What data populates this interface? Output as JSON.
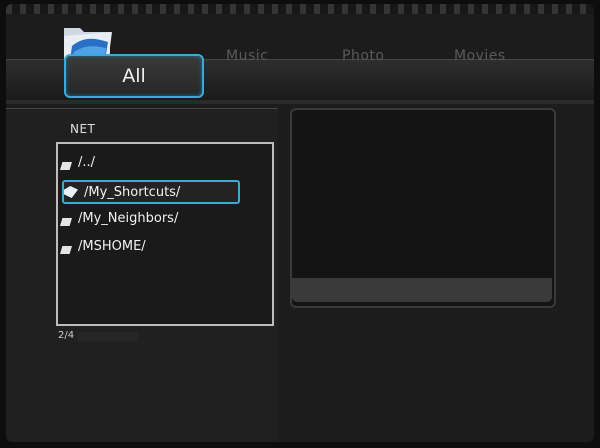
{
  "tabs": [
    {
      "label": "All",
      "active": true
    },
    {
      "label": "Music",
      "active": false
    },
    {
      "label": "Photo",
      "active": false
    },
    {
      "label": "Movies",
      "active": false
    }
  ],
  "browser": {
    "location": "NET",
    "items": [
      {
        "label": "/../",
        "selected": false,
        "icon": "folder-icon"
      },
      {
        "label": "/My_Shortcuts/",
        "selected": true,
        "icon": "folder-open-icon"
      },
      {
        "label": "/My_Neighbors/",
        "selected": false,
        "icon": "folder-icon"
      },
      {
        "label": "/MSHOME/",
        "selected": false,
        "icon": "folder-icon"
      }
    ],
    "page_count": "2/4"
  },
  "colors": {
    "accent": "#3ea8d8",
    "background": "#1c1c1c",
    "text": "#f2f2f2"
  }
}
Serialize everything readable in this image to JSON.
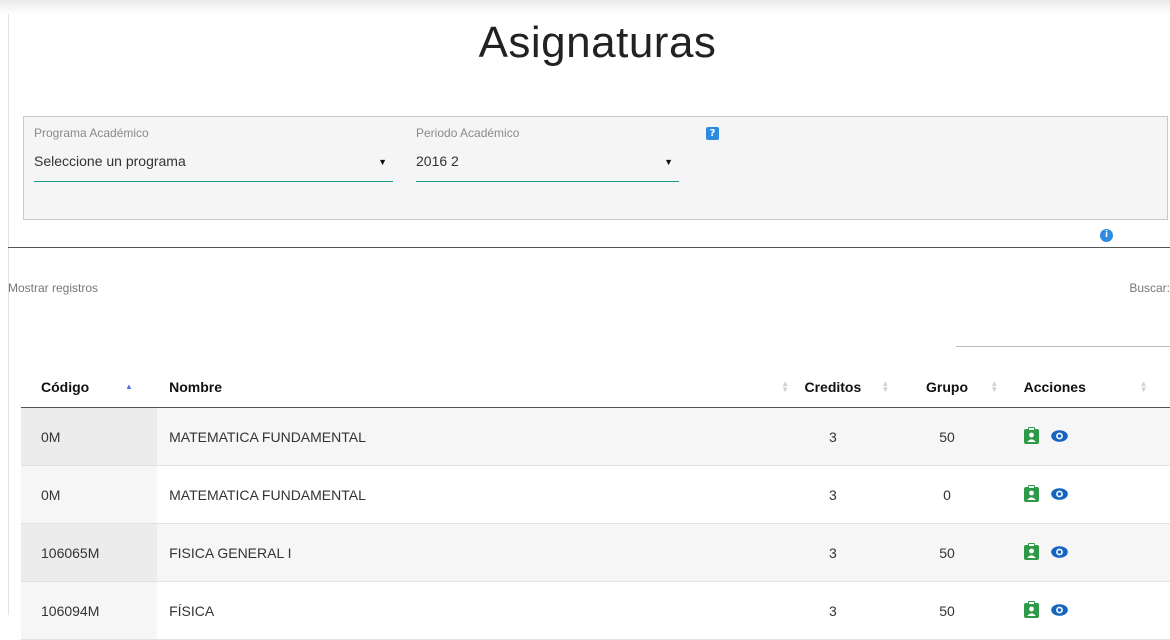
{
  "page": {
    "title": "Asignaturas"
  },
  "filters": {
    "programa": {
      "label": "Programa Académico",
      "value": "Seleccione un programa"
    },
    "periodo": {
      "label": "Periodo Académico",
      "value": "2016 2"
    },
    "help_icon": "question-icon"
  },
  "table_controls": {
    "show_records_label": "Mostrar registros",
    "search_label": "Buscar:",
    "search_value": "",
    "info_icon": "info-icon"
  },
  "table": {
    "columns": [
      "Código",
      "Nombre",
      "Creditos",
      "Grupo",
      "Acciones"
    ],
    "sorted_column": "Código",
    "rows": [
      {
        "codigo": "0M",
        "nombre": "MATEMATICA FUNDAMENTAL",
        "creditos": "3",
        "grupo": "50"
      },
      {
        "codigo": "0M",
        "nombre": "MATEMATICA FUNDAMENTAL",
        "creditos": "3",
        "grupo": "0"
      },
      {
        "codigo": "106065M",
        "nombre": "FISICA GENERAL I",
        "creditos": "3",
        "grupo": "50"
      },
      {
        "codigo": "106094M",
        "nombre": "FÍSICA",
        "creditos": "3",
        "grupo": "50"
      }
    ],
    "row_actions": [
      "clipboard-user-icon",
      "eye-icon"
    ]
  },
  "colors": {
    "accent": "#1a9a8a",
    "info_blue": "#2d8be0",
    "action_green": "#2e9a47",
    "action_blue": "#1565c0"
  }
}
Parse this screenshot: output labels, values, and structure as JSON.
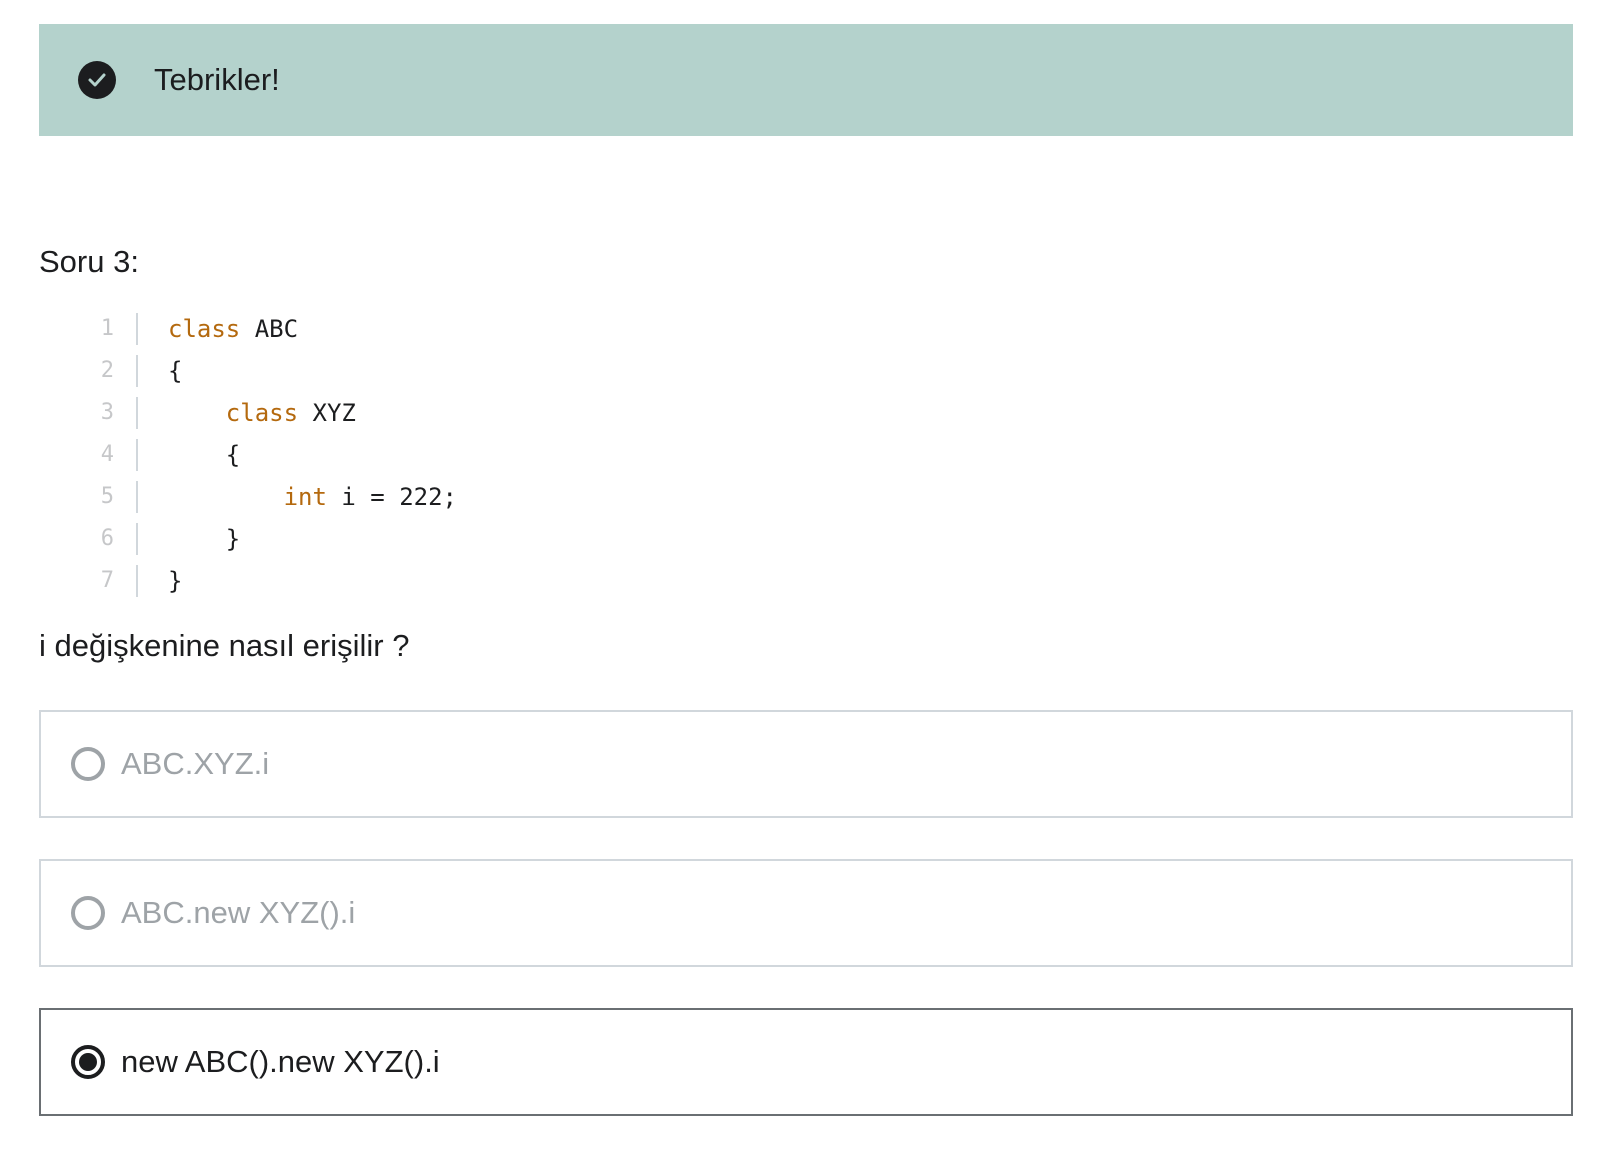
{
  "alert": {
    "icon": "check-circle-icon",
    "message": "Tebrikler!",
    "background": "#b4d2cc"
  },
  "question": {
    "title": "Soru 3:",
    "code": [
      {
        "num": "1",
        "indent": "",
        "keyword": "class",
        "rest": " ABC"
      },
      {
        "num": "2",
        "indent": "",
        "keyword": "",
        "rest": "{"
      },
      {
        "num": "3",
        "indent": "    ",
        "keyword": "class",
        "rest": " XYZ"
      },
      {
        "num": "4",
        "indent": "    ",
        "keyword": "",
        "rest": "{"
      },
      {
        "num": "5",
        "indent": "        ",
        "keyword": "int",
        "rest": " i = 222;"
      },
      {
        "num": "6",
        "indent": "    ",
        "keyword": "",
        "rest": "}"
      },
      {
        "num": "7",
        "indent": "",
        "keyword": "",
        "rest": "}"
      }
    ],
    "prompt": "i değişkenine nasıl erişilir ?",
    "keyword_color": "#b4690e"
  },
  "options": [
    {
      "label": "ABC.XYZ.i",
      "selected": false
    },
    {
      "label": "ABC.new XYZ().i",
      "selected": false
    },
    {
      "label": "new ABC().new XYZ().i",
      "selected": true
    }
  ]
}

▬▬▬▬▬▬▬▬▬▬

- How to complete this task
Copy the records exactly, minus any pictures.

- Answer box
What data populates this interface? Output as JSON.
{
  "tabs": [
    {
      "label": "All",
      "active": true
    },
    {
      "label": "Music",
      "active": false
    },
    {
      "label": "Photo",
      "active": false
    },
    {
      "label": "Movies",
      "active": false
    }
  ],
  "browser": {
    "location": "NET",
    "items": [
      {
        "label": "/../",
        "selected": false,
        "icon": "folder-icon"
      },
      {
        "label": "/My_Shortcuts/",
        "selected": true,
        "icon": "folder-open-icon"
      },
      {
        "label": "/My_Neighbors/",
        "selected": false,
        "icon": "folder-icon"
      },
      {
        "label": "/MSHOME/",
        "selected": false,
        "icon": "folder-icon"
      }
    ],
    "page_count": "2/4"
  },
  "colors": {
    "accent": "#3ea8d8",
    "background": "#1c1c1c",
    "text": "#f2f2f2"
  }
}
Serialize everything readable in this image to JSON.
{
  "page": {
    "title": "Asignaturas"
  },
  "filters": {
    "programa": {
      "label": "Programa Académico",
      "value": "Seleccione un programa"
    },
    "periodo": {
      "label": "Periodo Académico",
      "value": "2016 2"
    },
    "help_icon": "question-icon"
  },
  "table_controls": {
    "show_records_label": "Mostrar registros",
    "search_label": "Buscar:",
    "search_value": "",
    "info_icon": "info-icon"
  },
  "table": {
    "columns": [
      "Código",
      "Nombre",
      "Creditos",
      "Grupo",
      "Acciones"
    ],
    "sorted_column": "Código",
    "rows": [
      {
        "codigo": "0M",
        "nombre": "MATEMATICA FUNDAMENTAL",
        "creditos": "3",
        "grupo": "50"
      },
      {
        "codigo": "0M",
        "nombre": "MATEMATICA FUNDAMENTAL",
        "creditos": "3",
        "grupo": "0"
      },
      {
        "codigo": "106065M",
        "nombre": "FISICA GENERAL I",
        "creditos": "3",
        "grupo": "50"
      },
      {
        "codigo": "106094M",
        "nombre": "FÍSICA",
        "creditos": "3",
        "grupo": "50"
      }
    ],
    "row_actions": [
      "clipboard-user-icon",
      "eye-icon"
    ]
  },
  "colors": {
    "accent": "#1a9a8a",
    "info_blue": "#2d8be0",
    "action_green": "#2e9a47",
    "action_blue": "#1565c0"
  }
}
Parse this screenshot: output labels, values, and structure as JSON.
{
  "alert": {
    "icon": "check-circle-icon",
    "message": "Tebrikler!",
    "background": "#b4d2cc"
  },
  "question": {
    "title": "Soru 3:",
    "code": [
      {
        "num": "1",
        "indent": "",
        "keyword": "class",
        "rest": " ABC"
      },
      {
        "num": "2",
        "indent": "",
        "keyword": "",
        "rest": "{"
      },
      {
        "num": "3",
        "indent": "    ",
        "keyword": "class",
        "rest": " XYZ"
      },
      {
        "num": "4",
        "indent": "    ",
        "keyword": "",
        "rest": "{"
      },
      {
        "num": "5",
        "indent": "        ",
        "keyword": "int",
        "rest": " i = 222;"
      },
      {
        "num": "6",
        "indent": "    ",
        "keyword": "",
        "rest": "}"
      },
      {
        "num": "7",
        "indent": "",
        "keyword": "",
        "rest": "}"
      }
    ],
    "prompt": "i değişkenine nasıl erişilir ?",
    "keyword_color": "#b4690e"
  },
  "options": [
    {
      "label": "ABC.XYZ.i",
      "selected": false
    },
    {
      "label": "ABC.new XYZ().i",
      "selected": false
    },
    {
      "label": "new ABC().new XYZ().i",
      "selected": true
    }
  ]
}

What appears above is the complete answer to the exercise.